━━━ Extracted information ━━━

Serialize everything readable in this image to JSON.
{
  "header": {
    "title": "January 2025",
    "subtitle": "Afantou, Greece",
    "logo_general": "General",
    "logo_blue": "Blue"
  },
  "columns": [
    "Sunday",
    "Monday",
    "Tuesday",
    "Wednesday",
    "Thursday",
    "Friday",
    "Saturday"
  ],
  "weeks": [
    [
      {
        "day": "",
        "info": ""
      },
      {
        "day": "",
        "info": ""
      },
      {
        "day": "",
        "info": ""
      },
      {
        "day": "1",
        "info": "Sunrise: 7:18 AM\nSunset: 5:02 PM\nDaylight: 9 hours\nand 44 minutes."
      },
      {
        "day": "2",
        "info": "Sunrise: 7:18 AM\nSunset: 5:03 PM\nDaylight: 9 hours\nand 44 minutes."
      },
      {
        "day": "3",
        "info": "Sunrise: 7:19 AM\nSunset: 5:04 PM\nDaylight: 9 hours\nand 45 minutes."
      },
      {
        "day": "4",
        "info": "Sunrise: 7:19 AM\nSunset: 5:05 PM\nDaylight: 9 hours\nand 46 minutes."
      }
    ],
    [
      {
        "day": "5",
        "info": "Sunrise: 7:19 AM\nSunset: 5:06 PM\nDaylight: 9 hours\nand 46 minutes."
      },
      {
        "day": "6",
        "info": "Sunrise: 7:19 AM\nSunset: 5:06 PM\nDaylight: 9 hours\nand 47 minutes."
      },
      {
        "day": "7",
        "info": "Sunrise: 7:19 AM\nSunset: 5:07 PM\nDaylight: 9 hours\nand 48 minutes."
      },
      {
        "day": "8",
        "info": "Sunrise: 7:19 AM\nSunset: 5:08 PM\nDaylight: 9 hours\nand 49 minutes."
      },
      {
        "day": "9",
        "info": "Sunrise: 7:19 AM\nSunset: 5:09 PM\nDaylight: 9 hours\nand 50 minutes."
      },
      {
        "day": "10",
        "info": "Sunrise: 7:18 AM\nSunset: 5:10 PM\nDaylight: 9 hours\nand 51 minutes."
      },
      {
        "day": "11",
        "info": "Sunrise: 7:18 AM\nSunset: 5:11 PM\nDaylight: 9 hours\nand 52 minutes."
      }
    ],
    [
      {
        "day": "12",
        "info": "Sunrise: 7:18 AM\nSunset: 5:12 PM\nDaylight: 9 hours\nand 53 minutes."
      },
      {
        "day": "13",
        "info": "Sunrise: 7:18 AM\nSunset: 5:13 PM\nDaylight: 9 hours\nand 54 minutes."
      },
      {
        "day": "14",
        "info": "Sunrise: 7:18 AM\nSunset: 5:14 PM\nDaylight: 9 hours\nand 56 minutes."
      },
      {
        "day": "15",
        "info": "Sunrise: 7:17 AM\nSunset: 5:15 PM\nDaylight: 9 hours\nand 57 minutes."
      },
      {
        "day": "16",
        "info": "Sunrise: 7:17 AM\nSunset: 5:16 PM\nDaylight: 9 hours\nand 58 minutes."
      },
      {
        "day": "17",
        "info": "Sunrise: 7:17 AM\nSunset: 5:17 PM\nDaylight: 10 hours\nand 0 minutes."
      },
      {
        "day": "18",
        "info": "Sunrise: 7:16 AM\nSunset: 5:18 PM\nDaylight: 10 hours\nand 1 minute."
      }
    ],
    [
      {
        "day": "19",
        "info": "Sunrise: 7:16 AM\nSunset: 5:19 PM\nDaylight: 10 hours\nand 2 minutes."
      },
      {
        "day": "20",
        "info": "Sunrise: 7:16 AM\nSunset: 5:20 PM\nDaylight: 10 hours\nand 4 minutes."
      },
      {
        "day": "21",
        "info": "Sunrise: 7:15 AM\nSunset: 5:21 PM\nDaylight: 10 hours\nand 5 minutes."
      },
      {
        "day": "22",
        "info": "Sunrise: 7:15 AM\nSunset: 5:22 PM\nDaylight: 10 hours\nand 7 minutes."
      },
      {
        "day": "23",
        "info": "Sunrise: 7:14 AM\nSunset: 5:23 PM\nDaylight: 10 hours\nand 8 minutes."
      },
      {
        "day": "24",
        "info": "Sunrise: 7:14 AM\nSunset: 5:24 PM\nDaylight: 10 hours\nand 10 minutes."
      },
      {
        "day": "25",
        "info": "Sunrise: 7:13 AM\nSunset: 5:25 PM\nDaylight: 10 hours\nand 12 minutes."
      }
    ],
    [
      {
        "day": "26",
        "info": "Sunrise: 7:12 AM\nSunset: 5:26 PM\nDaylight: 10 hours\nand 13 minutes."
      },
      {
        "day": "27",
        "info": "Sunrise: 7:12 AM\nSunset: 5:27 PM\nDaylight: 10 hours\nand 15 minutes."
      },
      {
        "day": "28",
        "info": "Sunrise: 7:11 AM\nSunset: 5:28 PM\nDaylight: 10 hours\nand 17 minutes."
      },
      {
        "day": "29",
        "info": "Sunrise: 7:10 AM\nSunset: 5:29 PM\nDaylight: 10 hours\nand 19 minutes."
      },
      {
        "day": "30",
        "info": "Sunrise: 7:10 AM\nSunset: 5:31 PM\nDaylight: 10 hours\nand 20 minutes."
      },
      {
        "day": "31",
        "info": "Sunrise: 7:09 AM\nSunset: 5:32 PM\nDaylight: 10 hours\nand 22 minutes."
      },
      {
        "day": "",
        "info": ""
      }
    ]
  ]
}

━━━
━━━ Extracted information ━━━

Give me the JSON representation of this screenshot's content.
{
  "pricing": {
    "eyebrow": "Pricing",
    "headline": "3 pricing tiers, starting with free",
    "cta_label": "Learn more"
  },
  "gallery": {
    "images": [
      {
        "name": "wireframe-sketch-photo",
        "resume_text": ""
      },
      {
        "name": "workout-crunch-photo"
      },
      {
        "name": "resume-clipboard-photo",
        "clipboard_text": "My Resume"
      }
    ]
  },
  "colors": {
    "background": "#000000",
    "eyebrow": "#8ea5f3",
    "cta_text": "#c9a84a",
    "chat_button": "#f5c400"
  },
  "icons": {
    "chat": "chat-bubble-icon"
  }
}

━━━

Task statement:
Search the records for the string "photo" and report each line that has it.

Reply to the exercise:
        "name": "wireframe-sketch-photo",
        "name": "workout-crunch-photo"
        "name": "resume-clipboard-photo",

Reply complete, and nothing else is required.